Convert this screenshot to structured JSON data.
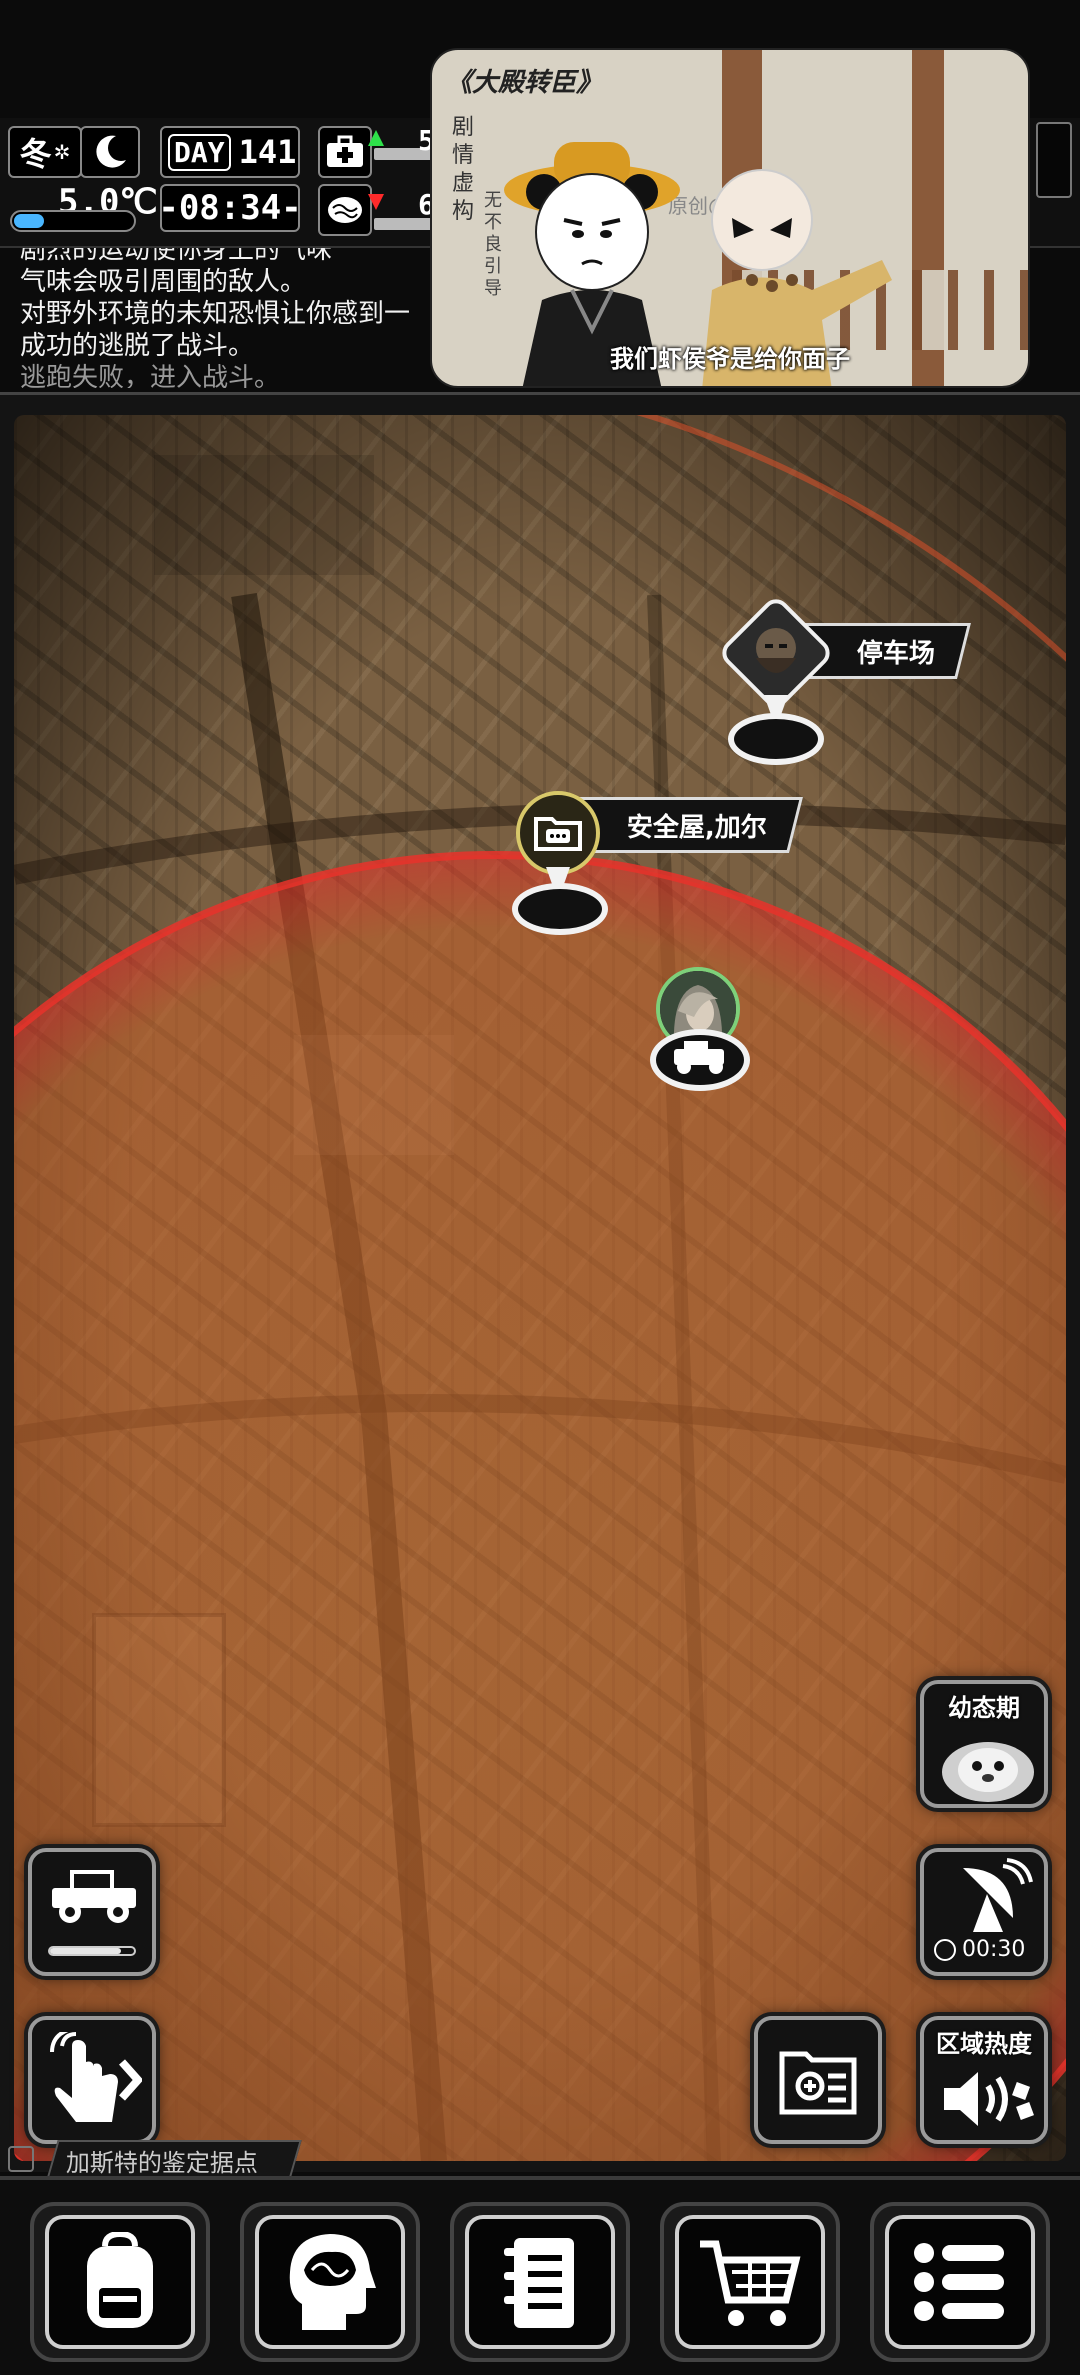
{
  "hud": {
    "season": "冬",
    "temperature": "5.0℃",
    "temperature_fill_fraction": 0.25,
    "day_label": "DAY",
    "day_number": "141",
    "clock": "-08:34-",
    "health_arrow": "up",
    "sanity_arrow": "down",
    "health_partial": "5",
    "sanity_partial": "6"
  },
  "log": {
    "lines": [
      "剧烈的运动使你身上的气味",
      "气味会吸引周围的敌人。",
      "对野外环境的未知恐惧让你感到一",
      "成功的逃脱了战斗。",
      "逃跑失败，进入战斗。"
    ]
  },
  "video": {
    "title": "《大殿转臣》",
    "vertical_text": "剧情虚构",
    "vertical_text2": "无不良引导",
    "credit": "原创@",
    "subtitle": "我们虾侯爷是给你面子"
  },
  "map": {
    "markers": [
      {
        "label": "停车场",
        "icon": "survivor-portrait-icon"
      },
      {
        "label": "安全屋,加尔",
        "icon": "chat-folder-icon"
      },
      {
        "label": "",
        "icon": "player-portrait-icon"
      }
    ]
  },
  "buttons": {
    "creature_title": "幼态期",
    "radar_timer": "00:30",
    "heat_title": "区域热度",
    "vehicle_fuel_fraction": 0.85
  },
  "location_tag": "加斯特的鉴定据点",
  "bottom_nav": [
    {
      "name": "backpack",
      "icon": "backpack-icon"
    },
    {
      "name": "skills",
      "icon": "brain-head-icon"
    },
    {
      "name": "journal",
      "icon": "notebook-icon"
    },
    {
      "name": "shop",
      "icon": "shopping-cart-icon"
    },
    {
      "name": "menu",
      "icon": "list-menu-icon"
    }
  ],
  "colors": {
    "danger_ring": "#e8322a",
    "map_tint": "#b8622a",
    "temp_bar": "#49b6ff",
    "arrow_up": "#2ee04a",
    "arrow_down": "#ff2a2a"
  }
}
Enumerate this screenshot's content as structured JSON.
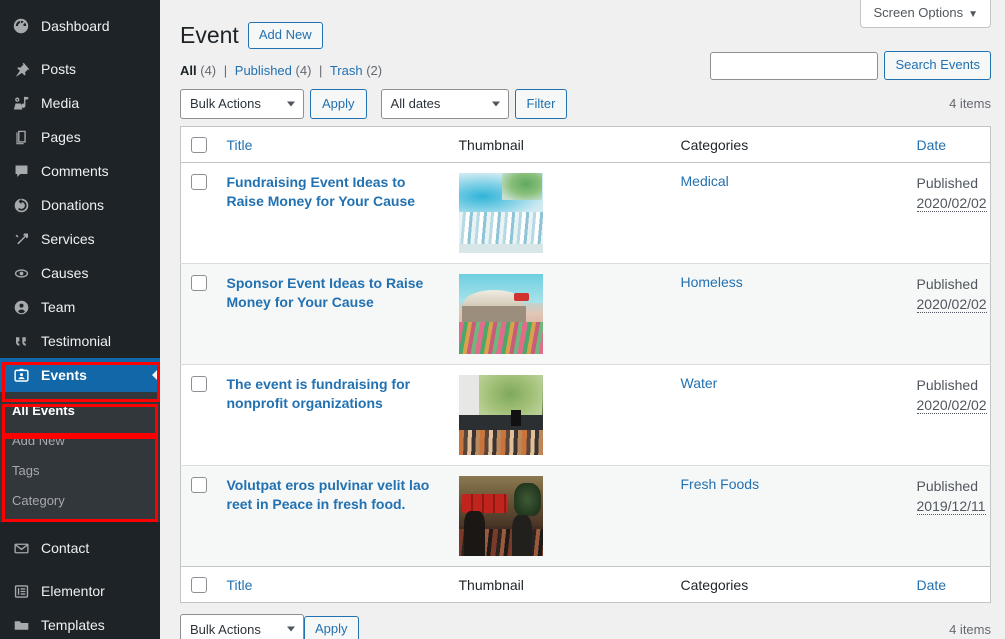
{
  "sidebar": {
    "items": [
      {
        "label": "Dashboard",
        "icon": "dashboard-icon"
      },
      {
        "label": "Posts",
        "icon": "pin-icon"
      },
      {
        "label": "Media",
        "icon": "media-icon"
      },
      {
        "label": "Pages",
        "icon": "pages-icon"
      },
      {
        "label": "Comments",
        "icon": "comments-icon"
      },
      {
        "label": "Donations",
        "icon": "donations-icon"
      },
      {
        "label": "Services",
        "icon": "services-icon"
      },
      {
        "label": "Causes",
        "icon": "causes-icon"
      },
      {
        "label": "Team",
        "icon": "team-icon"
      },
      {
        "label": "Testimonial",
        "icon": "quote-icon"
      },
      {
        "label": "Events",
        "icon": "events-icon"
      },
      {
        "label": "Contact",
        "icon": "envelope-icon"
      },
      {
        "label": "Elementor",
        "icon": "elementor-icon"
      },
      {
        "label": "Templates",
        "icon": "folder-icon"
      }
    ],
    "current": "Events",
    "submenu": [
      {
        "label": "All Events",
        "current": true
      },
      {
        "label": "Add New",
        "current": false
      },
      {
        "label": "Tags",
        "current": false
      },
      {
        "label": "Category",
        "current": false
      }
    ]
  },
  "screen_options": {
    "label": "Screen Options",
    "caret": "▼"
  },
  "header": {
    "title": "Event",
    "add_new": "Add New"
  },
  "search": {
    "value": "",
    "placeholder": "",
    "button": "Search Events"
  },
  "filters": [
    {
      "label": "All",
      "count": "(4)",
      "current": true
    },
    {
      "label": "Published",
      "count": "(4)",
      "current": false
    },
    {
      "label": "Trash",
      "count": "(2)",
      "current": false
    }
  ],
  "filter_divider": "|",
  "tablenav_top": {
    "bulk_actions": "Bulk Actions",
    "apply": "Apply",
    "dates": "All dates",
    "filter": "Filter",
    "displaying": "4 items"
  },
  "tablenav_bottom": {
    "bulk_actions": "Bulk Actions",
    "apply": "Apply",
    "displaying": "4 items"
  },
  "table": {
    "columns": {
      "title": "Title",
      "thumbnail": "Thumbnail",
      "categories": "Categories",
      "date": "Date"
    },
    "rows": [
      {
        "title": "Fundraising Event Ideas to Raise Money for Your Cause",
        "category": "Medical",
        "status": "Published",
        "date": "2020/02/02",
        "thumb": "holi-color-crowd"
      },
      {
        "title": "Sponsor Event Ideas to Raise Money for Your Cause",
        "category": "Homeless",
        "status": "Published",
        "date": "2020/02/02",
        "thumb": "festival-stage-crowd"
      },
      {
        "title": "The event is fundraising for nonprofit organizations",
        "category": "Water",
        "status": "Published",
        "date": "2020/02/02",
        "thumb": "outdoor-concert-stage"
      },
      {
        "title": "Volutpat eros pulvinar velit lao reet in Peace in fresh food.",
        "category": "Fresh Foods",
        "status": "Published",
        "date": "2019/12/11",
        "thumb": "battle-event-stage"
      }
    ]
  },
  "colors": {
    "sidebar_bg": "#1d2327",
    "submenu_bg": "#32373c",
    "current_blue": "#1167a8",
    "link_blue": "#2271b1",
    "annotation_red": "#fe0000"
  }
}
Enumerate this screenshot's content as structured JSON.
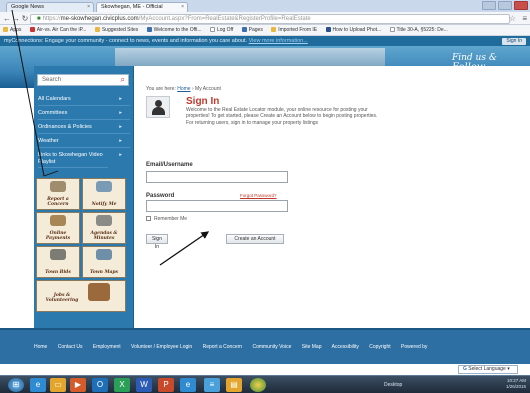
{
  "browser": {
    "tabs": [
      {
        "label": "Google News",
        "active": false
      },
      {
        "label": "Skowhegan, ME - Official",
        "active": true
      }
    ],
    "url_prefix": "https://",
    "url_host": "me-skowhegan.civicplus.com",
    "url_path": "/MyAccount.aspx?From=RealEstate&RegisterProfile=RealEstate",
    "bookmarks": [
      "Apps",
      "Air-vs. Air Can the iP...",
      "Suggested Sites",
      "Welcome to the Offi...",
      "Log Off",
      "Pages",
      "Imported From IE",
      "How to Upload Phot...",
      "Title 30-A, §5225: De..."
    ]
  },
  "mc_bar": {
    "text": "myConnections: Engage your community - connect to news, events and information you care about.",
    "link": "View more information...",
    "signin_label": "Sign In"
  },
  "banner": {
    "follow_line1": "Find us &",
    "follow_line2": "Follow"
  },
  "sidebar": {
    "search_placeholder": "Search",
    "items": [
      "All Calendars",
      "Committees",
      "Ordinances & Policies",
      "Weather",
      "Links to Skowhegan Video Playlist"
    ],
    "tiles": [
      "Report a Concern",
      "Notify Me",
      "Online Payments",
      "Agendas & Minutes",
      "Town Bids",
      "Town Maps",
      "Jobs & Volunteering"
    ]
  },
  "main": {
    "breadcrumb_prefix": "You are here:",
    "breadcrumb_home": "Home",
    "breadcrumb_sep": " › ",
    "breadcrumb_current": "My Account",
    "title": "Sign In",
    "intro": "Welcome to the Real Estate Locator module, your online resource for posting your properties! To get started, please Create an Account below to begin posting properties. For returning users, sign in to manage your property listings",
    "email_label": "Email/Username",
    "password_label": "Password",
    "forgot_label": "Forgot Password?",
    "remember_label": "Remember Me",
    "signin_button": "Sign In",
    "create_button": "Create an Account"
  },
  "footer": {
    "links": [
      "Home",
      "Contact Us",
      "Employment",
      "Volunteer / Employee Login",
      "Report a Concern",
      "Community Voice",
      "Site Map",
      "Accessibility",
      "Copyright",
      "Powered by"
    ],
    "select_language": "Select Language"
  },
  "taskbar": {
    "desktop_label": "Desktop",
    "time": "10:27 AM",
    "date": "1/26/2015"
  },
  "colors": {
    "brand_blue": "#2b79ad",
    "accent_red": "#c0392b",
    "banner_blue": "#3b85b8"
  }
}
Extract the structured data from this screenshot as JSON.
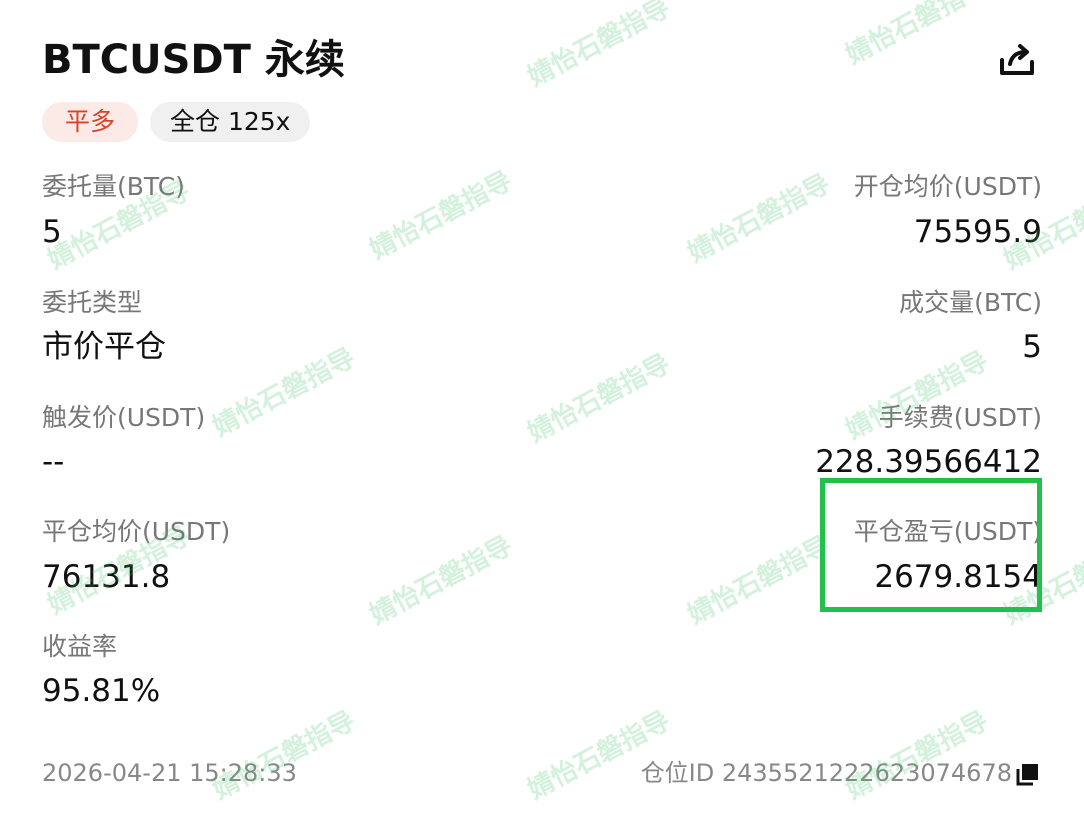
{
  "header": {
    "title": "BTCUSDT 永续",
    "share_icon": "share-icon"
  },
  "badges": {
    "side": "平多",
    "margin": "全仓 125x"
  },
  "fields": {
    "order_qty": {
      "label": "委托量(BTC)",
      "value": "5"
    },
    "open_avg_price": {
      "label": "开仓均价(USDT)",
      "value": "75595.9"
    },
    "order_type": {
      "label": "委托类型",
      "value": "市价平仓"
    },
    "filled_qty": {
      "label": "成交量(BTC)",
      "value": "5"
    },
    "trigger_price": {
      "label": "触发价(USDT)",
      "value": "--"
    },
    "fee": {
      "label": "手续费(USDT)",
      "value": "228.39566412"
    },
    "close_avg_price": {
      "label": "平仓均价(USDT)",
      "value": "76131.8"
    },
    "close_pnl": {
      "label": "平仓盈亏(USDT)",
      "value": "2679.8154"
    },
    "roi": {
      "label": "收益率",
      "value": "95.81%"
    }
  },
  "footer": {
    "time": "2026-04-21 15:28:33",
    "position_id": "仓位ID 2435521222623074678",
    "copy_icon": "copy-icon"
  },
  "watermark": "婧怡石磐指导",
  "colors": {
    "side_text": "#d8432a",
    "side_bg": "#fbeae6",
    "highlight": "#22c04a",
    "label": "#777777",
    "value": "#111111"
  }
}
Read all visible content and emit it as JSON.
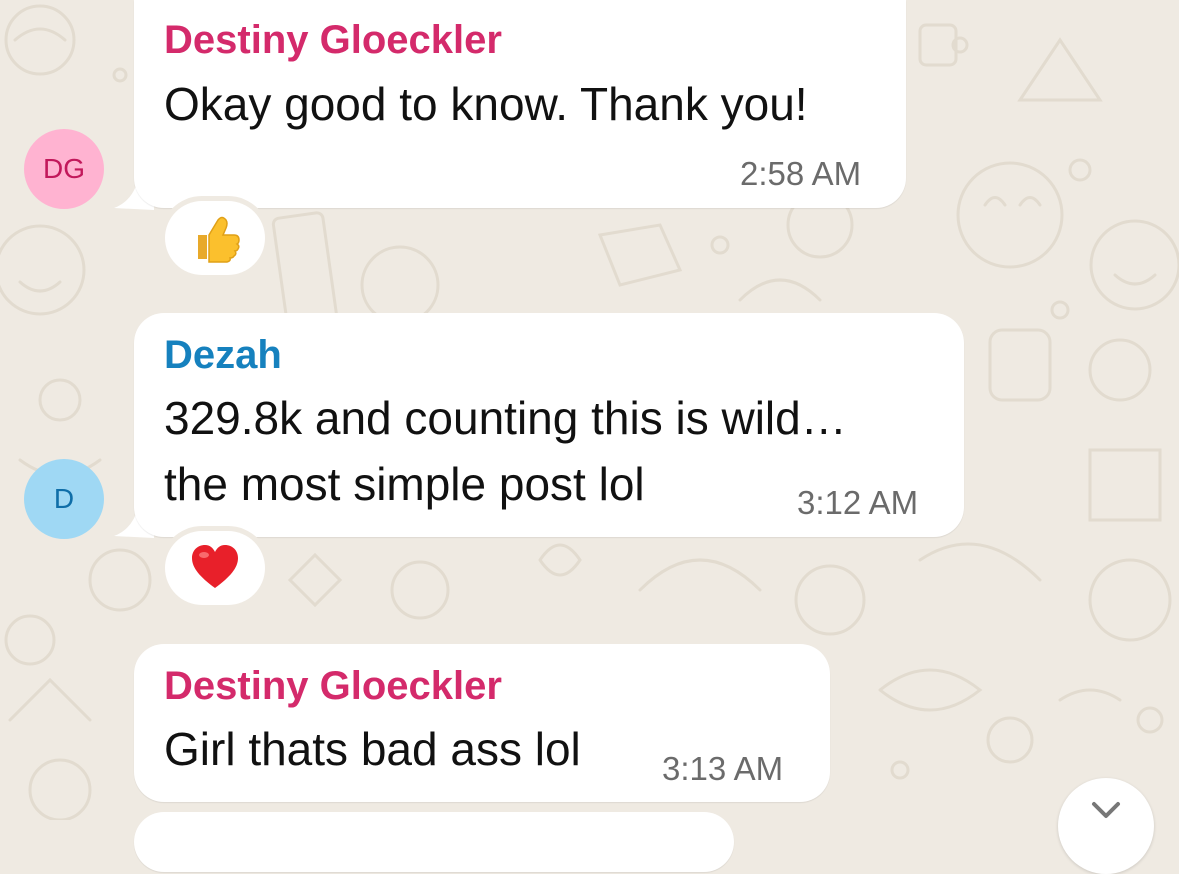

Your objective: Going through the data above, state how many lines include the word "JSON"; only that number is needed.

Your solution: 5